Rice said a longer funding period gives the city more time to close its funding gap, reducing its annual contribution. A smaller city contribution makes it less likely the funds will hit the 102 percent full-funding trigger for an enhanced 13th check.
To offset that loss, the police propose an average $83 a month increase in pension benefits and other changes, Rice said.
Numbers are in dispute, and depend on assumptions.
Rice said police-fund members would still take a multi-million dollar cut. Members accepted the idea because it evens out benefits -- instead of the fund's last members getting very large 13th checks in later years, more members would get smaller increases today.
Kiedrowski said the commission's plan would save the city $38 million over the long term, while the police fund's plan saves the city $22 million -- still a savings, but $16 million less than it should be.
Kiedrowski said it is unfair when current city employees face layoffs and a 2 percent wage cap, to give a $16 million raise to one group of retirees.
City officials face a conundrum. The police fund bill expires as soon as the Legislature goes into session early next year. They have to decide if they want to take the savings on the table, or go to the Legislature with the commission's proposal and risk getting nothing.
Q: Could the state decline to extend aid payments?
A: The state has helped pay Minneapolis' pension debt through various aid programs. One reason the city wants to extend the timetable for paying off pension debt is to also extend state aid payments.
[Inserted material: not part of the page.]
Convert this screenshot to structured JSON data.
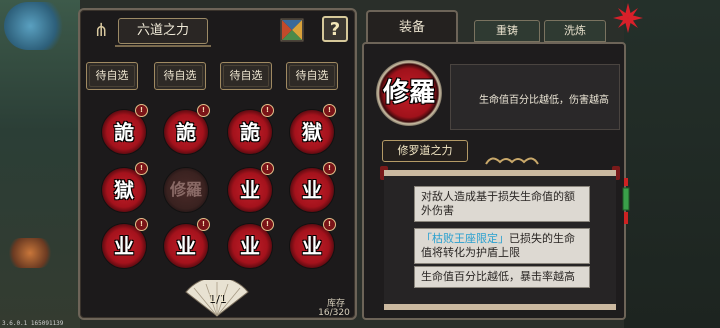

The state could decide not to extend police pension aid payments beyond 2010, though Kiedrowski said the state has made accommodations for other funds in the past.
If the state refuses to extend aid, the financial benefit from adopting the commission's plan would be cut in half, from a maximum of $89 million to $44 million, its report said.
Q: How would the merger work?
A: The Public Employees Retirement Association (PERA) would manage benefit payments and the State Board of Investment, guided by the state's constitutional officers, would direct investments.
MERF, police and fire members could chose to stay with their current benefit structure or go into the equivalent PERA fund, whichever is more advantageous. (The change for police and fire is the cap on the 13th check.)
Q: Why merge MERF into the state fund if it costs more money?
A: MERF's Johnson said the Blue Ribbon Commission's own analysis shows the city would save an extra $7 million if it did not merge MERF into PERA.
Finance's Born said Johnson had a good point and the City Council would consider it.
The Blue Ribbon Commission had a very strong desire to treat all three funds similarly, he said. Further, as the three city funds get smaller, the commission felt state management was a better long-term solution.